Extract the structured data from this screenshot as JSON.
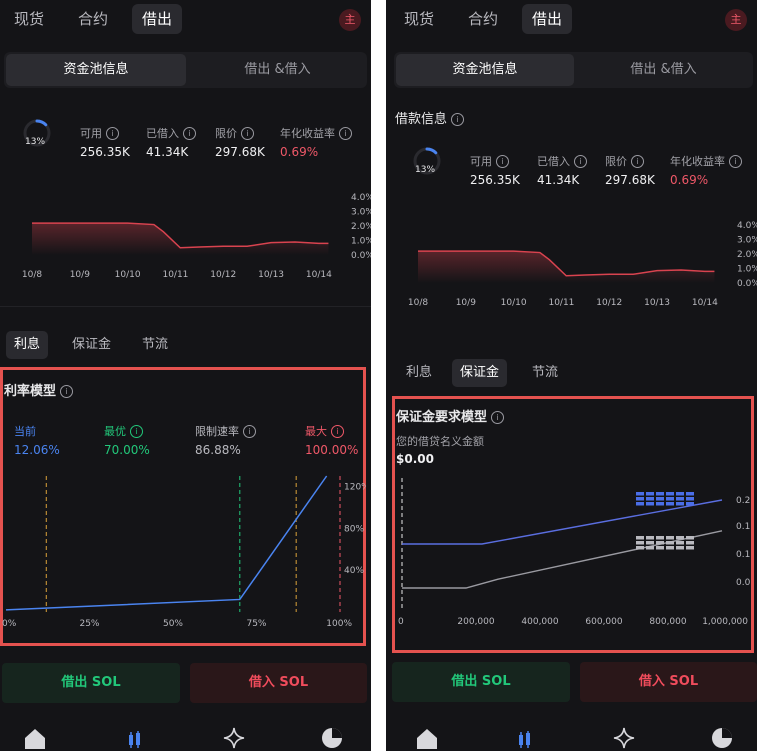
{
  "left": {
    "nav": {
      "tabs": [
        "现货",
        "合约",
        "借出"
      ],
      "active": 2,
      "avatar": "主"
    },
    "segments": [
      "资金池信息",
      "借出 &借入"
    ],
    "gauge": {
      "percent_label": "13%",
      "fraction": 0.13
    },
    "stats": [
      {
        "label": "可用",
        "value": "256.35K"
      },
      {
        "label": "已借入",
        "value": "41.34K"
      },
      {
        "label": "限价",
        "value": "297.68K"
      },
      {
        "label": "年化收益率",
        "value": "0.69%"
      }
    ],
    "history_chart": {
      "type": "line",
      "x_labels": [
        "10/8",
        "10/9",
        "10/10",
        "10/11",
        "10/12",
        "10/13",
        "10/14"
      ],
      "y_labels": [
        "4.0%",
        "3.0%",
        "2.0%",
        "1.0%",
        "0.0%"
      ],
      "ylim": [
        0,
        4
      ],
      "x": [
        0,
        0.55,
        1.0,
        1.15,
        1.6,
        2.0,
        2.55,
        2.75,
        3.1,
        3.5,
        4.0,
        4.5,
        5.0,
        5.5,
        6.0,
        6.2
      ],
      "y": [
        2.2,
        2.2,
        2.2,
        2.2,
        2.2,
        2.2,
        2.1,
        1.6,
        0.5,
        0.55,
        0.6,
        0.6,
        0.85,
        0.9,
        0.8,
        0.8
      ],
      "line_color": "#d9434f"
    },
    "subtabs": [
      "利息",
      "保证金",
      "节流"
    ],
    "subtab_active": 0,
    "rate_model": {
      "title": "利率模型",
      "cols": [
        {
          "label": "当前",
          "value": "12.06%",
          "color": "#4a84f0"
        },
        {
          "label": "最优",
          "value": "70.00%",
          "color": "#22c77a"
        },
        {
          "label": "限制速率",
          "value": "86.88%",
          "color": "#b9b9bf"
        },
        {
          "label": "最大",
          "value": "100.00%",
          "color": "#ef5868"
        }
      ],
      "chart_data": {
        "type": "line",
        "x_labels": [
          "0%",
          "25%",
          "50%",
          "75%",
          "100%"
        ],
        "y_labels": [
          "120%",
          "80%",
          "40%"
        ],
        "x": [
          0,
          70,
          96
        ],
        "y": [
          2,
          12,
          130
        ],
        "xlim": [
          0,
          100
        ],
        "ylim": [
          0,
          130
        ],
        "markers": [
          {
            "x": 12.06,
            "color": "#d9a13a"
          },
          {
            "x": 70,
            "color": "#22c77a"
          },
          {
            "x": 86.88,
            "color": "#d9a13a"
          },
          {
            "x": 100,
            "color": "#ef5868"
          }
        ]
      }
    },
    "actions": {
      "lend": "借出 SOL",
      "borrow": "借入 SOL"
    }
  },
  "right": {
    "nav": {
      "tabs": [
        "现货",
        "合约",
        "借出"
      ],
      "active": 2,
      "avatar": "主"
    },
    "segments": [
      "资金池信息",
      "借出 &借入"
    ],
    "borrow_info_title": "借款信息",
    "gauge": {
      "percent_label": "13%",
      "fraction": 0.13
    },
    "stats": [
      {
        "label": "可用",
        "value": "256.35K"
      },
      {
        "label": "已借入",
        "value": "41.34K"
      },
      {
        "label": "限价",
        "value": "297.68K"
      },
      {
        "label": "年化收益率",
        "value": "0.69%"
      }
    ],
    "history_chart": {
      "type": "line",
      "x_labels": [
        "10/8",
        "10/9",
        "10/10",
        "10/11",
        "10/12",
        "10/13",
        "10/14"
      ],
      "y_labels": [
        "4.0%",
        "3.0%",
        "2.0%",
        "1.0%",
        "0.0%"
      ],
      "ylim": [
        0,
        4
      ],
      "x": [
        0,
        0.55,
        1.0,
        1.15,
        1.6,
        2.0,
        2.55,
        2.75,
        3.1,
        3.5,
        4.0,
        4.5,
        5.0,
        5.5,
        6.0,
        6.2
      ],
      "y": [
        2.2,
        2.2,
        2.2,
        2.2,
        2.2,
        2.2,
        2.1,
        1.6,
        0.5,
        0.55,
        0.6,
        0.6,
        0.85,
        0.9,
        0.8,
        0.8
      ],
      "line_color": "#d9434f"
    },
    "subtabs": [
      "利息",
      "保证金",
      "节流"
    ],
    "subtab_active": 1,
    "margin_model": {
      "title": "保证金要求模型",
      "subtitle": "您的借贷名义金额",
      "amount": "$0.00",
      "chart_data": {
        "type": "line",
        "x_labels": [
          "0",
          "200,000",
          "400,000",
          "600,000",
          "800,000",
          "1,000,000"
        ],
        "y_labels": [
          "0.2",
          "0.1",
          "0.1",
          "0.0"
        ],
        "xlim": [
          0,
          1000000
        ],
        "ylim": [
          0,
          0.2
        ],
        "series": [
          {
            "x": [
              0,
              250000,
              1000000
            ],
            "y": [
              0.1,
              0.1,
              0.2
            ],
            "color": "#5a6ee0"
          },
          {
            "x": [
              0,
              200000,
              300000,
              1000000
            ],
            "y": [
              0.0,
              0.0,
              0.02,
              0.13
            ],
            "color": "#9a9aa1"
          }
        ]
      }
    },
    "actions": {
      "lend": "借出 SOL",
      "borrow": "借入 SOL"
    }
  },
  "icons": [
    "home-icon",
    "candlestick-icon",
    "sparkle-icon",
    "pie-chart-icon"
  ]
}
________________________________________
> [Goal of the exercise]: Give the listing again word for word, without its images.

> [The answer]:
Extract the structured data from this screenshot as JSON.
{
  "left": {
    "nav": {
      "tabs": [
        "现货",
        "合约",
        "借出"
      ],
      "active": 2,
      "avatar": "主"
    },
    "segments": [
      "资金池信息",
      "借出 &借入"
    ],
    "gauge": {
      "percent_label": "13%",
      "fraction": 0.13
    },
    "stats": [
      {
        "label": "可用",
        "value": "256.35K"
      },
      {
        "label": "已借入",
        "value": "41.34K"
      },
      {
        "label": "限价",
        "value": "297.68K"
      },
      {
        "label": "年化收益率",
        "value": "0.69%"
      }
    ],
    "history_chart": {
      "type": "line",
      "x_labels": [
        "10/8",
        "10/9",
        "10/10",
        "10/11",
        "10/12",
        "10/13",
        "10/14"
      ],
      "y_labels": [
        "4.0%",
        "3.0%",
        "2.0%",
        "1.0%",
        "0.0%"
      ],
      "ylim": [
        0,
        4
      ],
      "x": [
        0,
        0.55,
        1.0,
        1.15,
        1.6,
        2.0,
        2.55,
        2.75,
        3.1,
        3.5,
        4.0,
        4.5,
        5.0,
        5.5,
        6.0,
        6.2
      ],
      "y": [
        2.2,
        2.2,
        2.2,
        2.2,
        2.2,
        2.2,
        2.1,
        1.6,
        0.5,
        0.55,
        0.6,
        0.6,
        0.85,
        0.9,
        0.8,
        0.8
      ],
      "line_color": "#d9434f"
    },
    "subtabs": [
      "利息",
      "保证金",
      "节流"
    ],
    "subtab_active": 0,
    "rate_model": {
      "title": "利率模型",
      "cols": [
        {
          "label": "当前",
          "value": "12.06%",
          "color": "#4a84f0"
        },
        {
          "label": "最优",
          "value": "70.00%",
          "color": "#22c77a"
        },
        {
          "label": "限制速率",
          "value": "86.88%",
          "color": "#b9b9bf"
        },
        {
          "label": "最大",
          "value": "100.00%",
          "color": "#ef5868"
        }
      ],
      "chart_data": {
        "type": "line",
        "x_labels": [
          "0%",
          "25%",
          "50%",
          "75%",
          "100%"
        ],
        "y_labels": [
          "120%",
          "80%",
          "40%"
        ],
        "x": [
          0,
          70,
          96
        ],
        "y": [
          2,
          12,
          130
        ],
        "xlim": [
          0,
          100
        ],
        "ylim": [
          0,
          130
        ],
        "markers": [
          {
            "x": 12.06,
            "color": "#d9a13a"
          },
          {
            "x": 70,
            "color": "#22c77a"
          },
          {
            "x": 86.88,
            "color": "#d9a13a"
          },
          {
            "x": 100,
            "color": "#ef5868"
          }
        ]
      }
    },
    "actions": {
      "lend": "借出 SOL",
      "borrow": "借入 SOL"
    }
  },
  "right": {
    "nav": {
      "tabs": [
        "现货",
        "合约",
        "借出"
      ],
      "active": 2,
      "avatar": "主"
    },
    "segments": [
      "资金池信息",
      "借出 &借入"
    ],
    "borrow_info_title": "借款信息",
    "gauge": {
      "percent_label": "13%",
      "fraction": 0.13
    },
    "stats": [
      {
        "label": "可用",
        "value": "256.35K"
      },
      {
        "label": "已借入",
        "value": "41.34K"
      },
      {
        "label": "限价",
        "value": "297.68K"
      },
      {
        "label": "年化收益率",
        "value": "0.69%"
      }
    ],
    "history_chart": {
      "type": "line",
      "x_labels": [
        "10/8",
        "10/9",
        "10/10",
        "10/11",
        "10/12",
        "10/13",
        "10/14"
      ],
      "y_labels": [
        "4.0%",
        "3.0%",
        "2.0%",
        "1.0%",
        "0.0%"
      ],
      "ylim": [
        0,
        4
      ],
      "x": [
        0,
        0.55,
        1.0,
        1.15,
        1.6,
        2.0,
        2.55,
        2.75,
        3.1,
        3.5,
        4.0,
        4.5,
        5.0,
        5.5,
        6.0,
        6.2
      ],
      "y": [
        2.2,
        2.2,
        2.2,
        2.2,
        2.2,
        2.2,
        2.1,
        1.6,
        0.5,
        0.55,
        0.6,
        0.6,
        0.85,
        0.9,
        0.8,
        0.8
      ],
      "line_color": "#d9434f"
    },
    "subtabs": [
      "利息",
      "保证金",
      "节流"
    ],
    "subtab_active": 1,
    "margin_model": {
      "title": "保证金要求模型",
      "subtitle": "您的借贷名义金额",
      "amount": "$0.00",
      "chart_data": {
        "type": "line",
        "x_labels": [
          "0",
          "200,000",
          "400,000",
          "600,000",
          "800,000",
          "1,000,000"
        ],
        "y_labels": [
          "0.2",
          "0.1",
          "0.1",
          "0.0"
        ],
        "xlim": [
          0,
          1000000
        ],
        "ylim": [
          0,
          0.2
        ],
        "series": [
          {
            "x": [
              0,
              250000,
              1000000
            ],
            "y": [
              0.1,
              0.1,
              0.2
            ],
            "color": "#5a6ee0"
          },
          {
            "x": [
              0,
              200000,
              300000,
              1000000
            ],
            "y": [
              0.0,
              0.0,
              0.02,
              0.13
            ],
            "color": "#9a9aa1"
          }
        ]
      }
    },
    "actions": {
      "lend": "借出 SOL",
      "borrow": "借入 SOL"
    }
  },
  "icons": [
    "home-icon",
    "candlestick-icon",
    "sparkle-icon",
    "pie-chart-icon"
  ]
}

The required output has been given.